> **DATA TO EXAMINE**:
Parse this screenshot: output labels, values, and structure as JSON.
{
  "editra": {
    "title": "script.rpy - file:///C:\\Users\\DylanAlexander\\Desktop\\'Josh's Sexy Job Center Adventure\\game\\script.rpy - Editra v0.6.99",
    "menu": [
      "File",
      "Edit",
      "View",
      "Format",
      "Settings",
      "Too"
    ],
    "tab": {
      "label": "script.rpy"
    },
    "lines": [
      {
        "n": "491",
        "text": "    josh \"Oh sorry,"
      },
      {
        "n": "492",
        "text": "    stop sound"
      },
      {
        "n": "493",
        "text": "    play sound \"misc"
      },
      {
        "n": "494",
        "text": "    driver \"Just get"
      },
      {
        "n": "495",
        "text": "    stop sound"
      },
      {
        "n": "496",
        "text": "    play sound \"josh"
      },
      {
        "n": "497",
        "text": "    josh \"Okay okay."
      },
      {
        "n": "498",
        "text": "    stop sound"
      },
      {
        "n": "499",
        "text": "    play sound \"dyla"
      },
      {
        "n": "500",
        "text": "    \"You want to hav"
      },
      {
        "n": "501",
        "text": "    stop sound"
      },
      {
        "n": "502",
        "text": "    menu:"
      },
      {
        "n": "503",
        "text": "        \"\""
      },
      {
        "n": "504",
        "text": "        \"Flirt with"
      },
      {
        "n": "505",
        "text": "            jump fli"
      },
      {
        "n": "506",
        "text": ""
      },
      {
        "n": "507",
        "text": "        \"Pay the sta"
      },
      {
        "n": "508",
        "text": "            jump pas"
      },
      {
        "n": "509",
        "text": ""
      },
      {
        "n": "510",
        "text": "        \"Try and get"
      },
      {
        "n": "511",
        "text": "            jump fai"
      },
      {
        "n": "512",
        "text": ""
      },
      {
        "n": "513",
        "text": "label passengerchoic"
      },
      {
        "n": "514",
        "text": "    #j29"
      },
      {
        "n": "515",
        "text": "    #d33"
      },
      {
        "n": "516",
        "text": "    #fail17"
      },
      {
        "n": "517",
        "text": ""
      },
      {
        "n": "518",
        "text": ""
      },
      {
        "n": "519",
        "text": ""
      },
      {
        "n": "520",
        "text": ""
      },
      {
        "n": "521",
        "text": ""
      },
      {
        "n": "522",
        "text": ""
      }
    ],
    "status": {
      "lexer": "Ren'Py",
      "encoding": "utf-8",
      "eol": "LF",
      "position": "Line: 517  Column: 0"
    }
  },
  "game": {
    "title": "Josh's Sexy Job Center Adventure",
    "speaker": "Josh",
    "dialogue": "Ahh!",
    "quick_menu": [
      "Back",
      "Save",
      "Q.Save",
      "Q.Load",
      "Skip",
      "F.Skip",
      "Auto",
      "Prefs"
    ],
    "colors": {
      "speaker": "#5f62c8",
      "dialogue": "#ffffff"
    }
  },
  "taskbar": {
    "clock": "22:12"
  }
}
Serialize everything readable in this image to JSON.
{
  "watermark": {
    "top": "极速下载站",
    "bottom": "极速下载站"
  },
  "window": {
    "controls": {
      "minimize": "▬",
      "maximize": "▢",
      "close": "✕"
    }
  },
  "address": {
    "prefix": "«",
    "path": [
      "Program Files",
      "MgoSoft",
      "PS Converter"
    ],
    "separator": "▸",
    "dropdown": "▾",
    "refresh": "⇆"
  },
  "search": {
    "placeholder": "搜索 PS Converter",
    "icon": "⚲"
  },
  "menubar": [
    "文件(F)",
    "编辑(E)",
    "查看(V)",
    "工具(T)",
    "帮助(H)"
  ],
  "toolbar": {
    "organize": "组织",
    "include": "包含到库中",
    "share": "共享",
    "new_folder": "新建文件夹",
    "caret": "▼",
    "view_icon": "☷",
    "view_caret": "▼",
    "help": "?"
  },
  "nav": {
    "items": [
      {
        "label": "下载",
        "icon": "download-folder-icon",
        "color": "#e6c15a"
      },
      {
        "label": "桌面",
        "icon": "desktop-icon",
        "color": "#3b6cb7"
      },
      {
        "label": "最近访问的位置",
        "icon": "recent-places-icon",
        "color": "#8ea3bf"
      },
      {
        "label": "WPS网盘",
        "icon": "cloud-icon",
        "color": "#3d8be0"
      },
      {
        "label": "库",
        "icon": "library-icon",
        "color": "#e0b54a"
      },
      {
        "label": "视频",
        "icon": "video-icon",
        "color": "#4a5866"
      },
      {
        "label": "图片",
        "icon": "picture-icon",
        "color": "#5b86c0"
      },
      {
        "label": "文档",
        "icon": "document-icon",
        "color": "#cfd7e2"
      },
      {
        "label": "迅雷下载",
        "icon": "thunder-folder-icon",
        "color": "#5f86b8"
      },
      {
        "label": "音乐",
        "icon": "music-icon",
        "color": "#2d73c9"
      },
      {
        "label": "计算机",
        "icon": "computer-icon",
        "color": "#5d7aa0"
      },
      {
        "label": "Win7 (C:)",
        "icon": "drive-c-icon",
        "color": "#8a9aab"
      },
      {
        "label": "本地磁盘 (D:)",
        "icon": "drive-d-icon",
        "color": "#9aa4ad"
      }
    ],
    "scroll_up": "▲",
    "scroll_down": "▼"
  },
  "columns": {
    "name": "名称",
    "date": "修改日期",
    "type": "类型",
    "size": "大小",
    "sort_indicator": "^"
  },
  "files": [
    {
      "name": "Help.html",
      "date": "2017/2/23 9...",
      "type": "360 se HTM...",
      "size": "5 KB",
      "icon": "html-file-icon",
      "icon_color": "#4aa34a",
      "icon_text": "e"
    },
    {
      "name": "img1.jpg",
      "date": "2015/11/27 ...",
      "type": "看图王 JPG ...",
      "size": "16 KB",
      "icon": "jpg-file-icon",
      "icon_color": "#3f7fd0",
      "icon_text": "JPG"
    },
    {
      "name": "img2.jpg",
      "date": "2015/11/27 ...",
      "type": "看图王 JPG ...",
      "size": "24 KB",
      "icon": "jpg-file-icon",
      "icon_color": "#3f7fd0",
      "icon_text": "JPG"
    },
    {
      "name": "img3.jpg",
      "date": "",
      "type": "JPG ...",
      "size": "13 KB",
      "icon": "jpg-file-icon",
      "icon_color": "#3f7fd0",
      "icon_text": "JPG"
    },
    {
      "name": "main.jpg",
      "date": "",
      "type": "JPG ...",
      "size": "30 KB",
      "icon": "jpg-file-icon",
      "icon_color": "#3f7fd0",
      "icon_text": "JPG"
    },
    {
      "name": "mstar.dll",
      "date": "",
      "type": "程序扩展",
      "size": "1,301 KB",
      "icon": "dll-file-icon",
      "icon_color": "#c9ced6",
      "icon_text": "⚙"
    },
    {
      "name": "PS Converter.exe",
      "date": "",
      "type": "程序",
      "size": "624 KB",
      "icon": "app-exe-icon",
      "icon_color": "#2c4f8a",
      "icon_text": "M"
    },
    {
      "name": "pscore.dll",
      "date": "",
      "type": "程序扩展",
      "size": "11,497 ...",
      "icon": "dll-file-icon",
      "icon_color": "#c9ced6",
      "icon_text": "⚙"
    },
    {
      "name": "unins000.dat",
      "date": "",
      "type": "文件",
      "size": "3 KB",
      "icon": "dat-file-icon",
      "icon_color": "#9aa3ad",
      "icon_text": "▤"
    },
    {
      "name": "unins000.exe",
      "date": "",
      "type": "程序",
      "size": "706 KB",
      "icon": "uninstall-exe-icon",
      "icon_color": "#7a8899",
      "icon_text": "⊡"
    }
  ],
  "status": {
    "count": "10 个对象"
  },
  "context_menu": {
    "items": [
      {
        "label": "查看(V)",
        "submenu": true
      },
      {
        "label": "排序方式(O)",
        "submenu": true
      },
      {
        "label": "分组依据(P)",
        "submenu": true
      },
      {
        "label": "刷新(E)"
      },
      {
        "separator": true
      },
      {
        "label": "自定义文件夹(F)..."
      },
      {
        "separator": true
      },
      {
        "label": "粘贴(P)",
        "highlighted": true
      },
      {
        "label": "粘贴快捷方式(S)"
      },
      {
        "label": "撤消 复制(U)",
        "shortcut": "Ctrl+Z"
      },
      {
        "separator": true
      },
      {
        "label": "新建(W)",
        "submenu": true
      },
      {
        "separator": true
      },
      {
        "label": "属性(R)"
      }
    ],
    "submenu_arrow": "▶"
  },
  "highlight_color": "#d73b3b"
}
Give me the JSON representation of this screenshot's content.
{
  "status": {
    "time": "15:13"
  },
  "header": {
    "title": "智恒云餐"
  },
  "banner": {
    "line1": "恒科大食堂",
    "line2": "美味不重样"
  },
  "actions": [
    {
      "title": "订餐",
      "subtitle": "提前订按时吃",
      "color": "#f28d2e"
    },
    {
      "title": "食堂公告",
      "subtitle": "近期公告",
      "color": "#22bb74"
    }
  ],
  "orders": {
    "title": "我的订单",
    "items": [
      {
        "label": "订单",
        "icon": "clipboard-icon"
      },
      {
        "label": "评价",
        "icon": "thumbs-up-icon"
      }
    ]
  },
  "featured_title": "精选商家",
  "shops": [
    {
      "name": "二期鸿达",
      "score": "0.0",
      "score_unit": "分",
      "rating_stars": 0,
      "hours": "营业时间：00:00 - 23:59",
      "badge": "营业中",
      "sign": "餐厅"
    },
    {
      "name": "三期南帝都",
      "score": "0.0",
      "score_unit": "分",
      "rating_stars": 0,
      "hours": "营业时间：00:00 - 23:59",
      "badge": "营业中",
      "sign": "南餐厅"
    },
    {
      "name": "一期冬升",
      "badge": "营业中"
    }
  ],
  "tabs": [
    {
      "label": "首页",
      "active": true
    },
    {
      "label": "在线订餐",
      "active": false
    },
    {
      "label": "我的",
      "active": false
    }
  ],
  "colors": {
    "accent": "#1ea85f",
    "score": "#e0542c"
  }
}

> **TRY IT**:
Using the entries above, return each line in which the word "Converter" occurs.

> **ANSWER BOX**:
      "PS Converter"
    "placeholder": "搜索 PS Converter",
      "name": "PS Converter.exe",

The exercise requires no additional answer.